  73. 73. Next, the algorithms are tested with actual irradiance data provided by [2]. Simulations use two sets of data, shown in Figure 4-5; the first set of data is the measurements of a sunny day in April in Barcelona, Spain, and the second set of data is for a cloudy day in the same month at the same location. The data contain the irradiance measurements taken every two minutes for 12 hours. Irradiance values between two data points are estimated by the cubic interpolation in MATLAB functions. Sunny Day Cloudy Day 1 Irradiance (KW/m2) 0.8 0.6 0.4 0.2 0 0 2 4 6 Hour (h) 8 10 12 Figure 4-5: Irradiance data for a sunny and a cloudy day of April in Barcelona, Spain [2] On a sunny day, the irradiance level changes gradually since there is no influence of cloud. MPP tracking is supposed to be easy. As shown in Figure 4-6, both algorithms locate and maintain the PV operating point very close to the MPPs (shown in red asterisks) without much difference in their performance. 63
  74. 74. (a) PO algorithm 160 1000W/m 140 1000W/m2 140 800W/m2 100 600W/m2 80 400W/m2 60 800W/m2 120 Module Output Power (W) 120 Module Output Power (W) (b) incCond algorithm 160 2 40 100 600W/m2 80 400W/m2 60 40 200W/m2 200W/m2 20 0 20 0 5 10 15 20 25 30 Module Voltage (V) 35 40 45 50 0 0 5 10 15 20 25 30 Module Voltage (V) 35 40 45 Figure 4-6: Traces of MPP tracking on a sunny day (25oC) On a cloudy day, the irradiance level changes rapidly because of passing clouds. MPP tracking is supposed to be challenging. Figure 4-7 shows the trace of PV operating points for (a) PO algorithm and (b) incCond algorithm. For both algorithms, the deviations of operating points from the MPPs are obvious when compared to the results of a sunny day. Between two algorithms, the incCond algorithm is supposed to outperform the PO algorithm under rapidly changing atmospheric conditions [11]. A close inspection of Figure 4-7 reveals that the PO algorithm has slightly larger deviations overall and some erratic behaviors (such as the large deviation pointed by the red arrow). Some erratic traces are, however, also observable in the plot of the incCond algorithm.

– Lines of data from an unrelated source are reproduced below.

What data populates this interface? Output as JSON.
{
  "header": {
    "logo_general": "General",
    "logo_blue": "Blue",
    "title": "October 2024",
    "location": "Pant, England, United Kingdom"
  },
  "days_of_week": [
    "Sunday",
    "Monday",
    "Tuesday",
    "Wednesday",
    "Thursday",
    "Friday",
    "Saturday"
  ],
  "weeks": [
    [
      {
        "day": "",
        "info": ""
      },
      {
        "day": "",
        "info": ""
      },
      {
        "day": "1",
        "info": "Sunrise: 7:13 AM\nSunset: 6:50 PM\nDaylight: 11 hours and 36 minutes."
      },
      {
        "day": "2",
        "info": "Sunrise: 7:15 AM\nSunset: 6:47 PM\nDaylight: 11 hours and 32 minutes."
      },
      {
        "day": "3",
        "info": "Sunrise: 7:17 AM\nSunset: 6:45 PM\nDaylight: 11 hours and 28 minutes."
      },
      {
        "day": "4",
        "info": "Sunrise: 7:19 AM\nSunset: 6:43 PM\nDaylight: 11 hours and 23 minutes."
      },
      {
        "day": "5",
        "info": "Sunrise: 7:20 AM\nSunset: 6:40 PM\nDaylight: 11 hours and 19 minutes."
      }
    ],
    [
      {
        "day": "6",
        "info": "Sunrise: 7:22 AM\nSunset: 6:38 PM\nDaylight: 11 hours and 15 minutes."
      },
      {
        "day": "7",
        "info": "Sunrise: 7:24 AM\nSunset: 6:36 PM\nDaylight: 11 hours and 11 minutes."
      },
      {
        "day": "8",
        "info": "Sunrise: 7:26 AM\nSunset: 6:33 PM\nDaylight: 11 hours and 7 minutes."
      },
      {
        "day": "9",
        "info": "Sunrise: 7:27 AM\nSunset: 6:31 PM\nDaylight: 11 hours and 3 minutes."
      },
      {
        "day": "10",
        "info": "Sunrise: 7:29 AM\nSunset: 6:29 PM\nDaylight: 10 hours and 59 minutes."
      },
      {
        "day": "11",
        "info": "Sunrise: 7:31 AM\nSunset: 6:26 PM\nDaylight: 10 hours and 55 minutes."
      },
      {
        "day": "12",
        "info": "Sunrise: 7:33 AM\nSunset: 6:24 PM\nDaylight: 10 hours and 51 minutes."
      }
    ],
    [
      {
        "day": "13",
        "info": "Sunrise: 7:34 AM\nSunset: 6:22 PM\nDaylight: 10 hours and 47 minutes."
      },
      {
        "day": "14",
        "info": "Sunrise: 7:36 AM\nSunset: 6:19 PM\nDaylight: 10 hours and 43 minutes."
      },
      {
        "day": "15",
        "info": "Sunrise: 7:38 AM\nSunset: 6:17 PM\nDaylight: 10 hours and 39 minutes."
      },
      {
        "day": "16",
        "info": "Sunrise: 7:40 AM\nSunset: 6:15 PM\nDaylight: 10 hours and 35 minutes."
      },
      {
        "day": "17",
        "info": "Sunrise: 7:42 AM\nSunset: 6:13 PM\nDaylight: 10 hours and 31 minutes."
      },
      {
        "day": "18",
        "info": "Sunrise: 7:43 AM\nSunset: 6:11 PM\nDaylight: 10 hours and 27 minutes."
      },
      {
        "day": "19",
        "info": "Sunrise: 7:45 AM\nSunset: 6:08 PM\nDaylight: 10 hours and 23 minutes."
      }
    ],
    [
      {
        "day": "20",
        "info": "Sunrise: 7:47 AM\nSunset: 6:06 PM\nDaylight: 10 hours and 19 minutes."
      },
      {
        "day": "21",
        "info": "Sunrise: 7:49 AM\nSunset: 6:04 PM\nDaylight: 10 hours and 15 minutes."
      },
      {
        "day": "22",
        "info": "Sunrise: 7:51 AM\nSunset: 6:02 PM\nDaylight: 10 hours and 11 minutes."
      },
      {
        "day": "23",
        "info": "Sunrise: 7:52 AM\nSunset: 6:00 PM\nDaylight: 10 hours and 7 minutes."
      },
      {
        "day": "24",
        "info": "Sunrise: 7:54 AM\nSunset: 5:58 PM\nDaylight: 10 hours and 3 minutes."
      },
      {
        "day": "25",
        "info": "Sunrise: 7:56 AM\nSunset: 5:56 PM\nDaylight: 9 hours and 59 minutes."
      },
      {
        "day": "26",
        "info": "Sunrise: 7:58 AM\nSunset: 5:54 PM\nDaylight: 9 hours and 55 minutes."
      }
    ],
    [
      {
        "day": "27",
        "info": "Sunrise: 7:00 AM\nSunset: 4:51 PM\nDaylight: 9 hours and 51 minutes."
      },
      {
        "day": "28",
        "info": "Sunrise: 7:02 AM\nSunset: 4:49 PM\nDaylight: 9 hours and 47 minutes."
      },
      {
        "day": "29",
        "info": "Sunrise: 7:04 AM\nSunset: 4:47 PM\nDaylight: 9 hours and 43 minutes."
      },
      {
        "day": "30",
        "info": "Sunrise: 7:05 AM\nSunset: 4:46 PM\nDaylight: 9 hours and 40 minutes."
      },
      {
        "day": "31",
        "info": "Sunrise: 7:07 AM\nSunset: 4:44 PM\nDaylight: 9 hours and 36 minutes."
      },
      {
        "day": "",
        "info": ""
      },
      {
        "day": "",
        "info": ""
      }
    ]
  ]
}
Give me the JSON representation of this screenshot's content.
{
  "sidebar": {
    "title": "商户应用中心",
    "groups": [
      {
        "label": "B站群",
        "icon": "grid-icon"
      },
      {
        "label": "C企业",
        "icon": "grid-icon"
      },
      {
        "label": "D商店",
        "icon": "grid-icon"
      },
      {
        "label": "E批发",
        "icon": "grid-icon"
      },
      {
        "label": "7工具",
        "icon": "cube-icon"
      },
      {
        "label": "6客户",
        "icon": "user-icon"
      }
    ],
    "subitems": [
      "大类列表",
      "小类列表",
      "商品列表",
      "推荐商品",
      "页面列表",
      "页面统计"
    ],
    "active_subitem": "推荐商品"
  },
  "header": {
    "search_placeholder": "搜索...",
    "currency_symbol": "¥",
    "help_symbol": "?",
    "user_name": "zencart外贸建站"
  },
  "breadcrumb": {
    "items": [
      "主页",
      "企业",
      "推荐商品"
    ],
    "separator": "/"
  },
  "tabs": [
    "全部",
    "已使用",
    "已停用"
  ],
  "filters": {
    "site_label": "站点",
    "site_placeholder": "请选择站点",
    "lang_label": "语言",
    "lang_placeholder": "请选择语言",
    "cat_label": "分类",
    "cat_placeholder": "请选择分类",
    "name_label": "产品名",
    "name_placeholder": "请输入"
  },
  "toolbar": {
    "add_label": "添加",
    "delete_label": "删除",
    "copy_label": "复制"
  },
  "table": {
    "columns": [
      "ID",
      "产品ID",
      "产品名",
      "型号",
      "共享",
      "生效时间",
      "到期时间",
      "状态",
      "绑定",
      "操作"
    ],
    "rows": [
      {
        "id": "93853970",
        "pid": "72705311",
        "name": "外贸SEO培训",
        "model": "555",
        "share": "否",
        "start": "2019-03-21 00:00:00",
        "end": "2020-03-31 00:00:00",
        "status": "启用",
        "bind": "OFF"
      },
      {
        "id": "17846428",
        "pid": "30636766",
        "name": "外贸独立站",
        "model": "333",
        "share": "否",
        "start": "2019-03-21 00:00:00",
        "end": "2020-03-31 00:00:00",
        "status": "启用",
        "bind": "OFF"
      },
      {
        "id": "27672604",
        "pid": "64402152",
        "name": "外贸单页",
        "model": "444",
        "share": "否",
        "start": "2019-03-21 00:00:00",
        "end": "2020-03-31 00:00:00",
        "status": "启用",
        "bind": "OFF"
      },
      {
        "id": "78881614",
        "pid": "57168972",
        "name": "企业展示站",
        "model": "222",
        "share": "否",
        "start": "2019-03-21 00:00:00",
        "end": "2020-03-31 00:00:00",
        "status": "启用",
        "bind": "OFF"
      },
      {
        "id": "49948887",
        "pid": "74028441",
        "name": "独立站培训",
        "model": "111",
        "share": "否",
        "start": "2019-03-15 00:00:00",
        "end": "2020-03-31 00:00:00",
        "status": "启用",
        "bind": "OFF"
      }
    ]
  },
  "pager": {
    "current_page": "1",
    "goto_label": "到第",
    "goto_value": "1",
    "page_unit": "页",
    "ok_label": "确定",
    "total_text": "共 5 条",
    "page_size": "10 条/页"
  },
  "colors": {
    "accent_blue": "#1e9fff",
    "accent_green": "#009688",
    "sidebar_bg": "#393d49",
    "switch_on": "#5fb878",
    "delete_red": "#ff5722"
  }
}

In order to make a better comparison, total electric energy produced during a 12-hour period is calculated and tabulated in Table 4-3. 64 50

×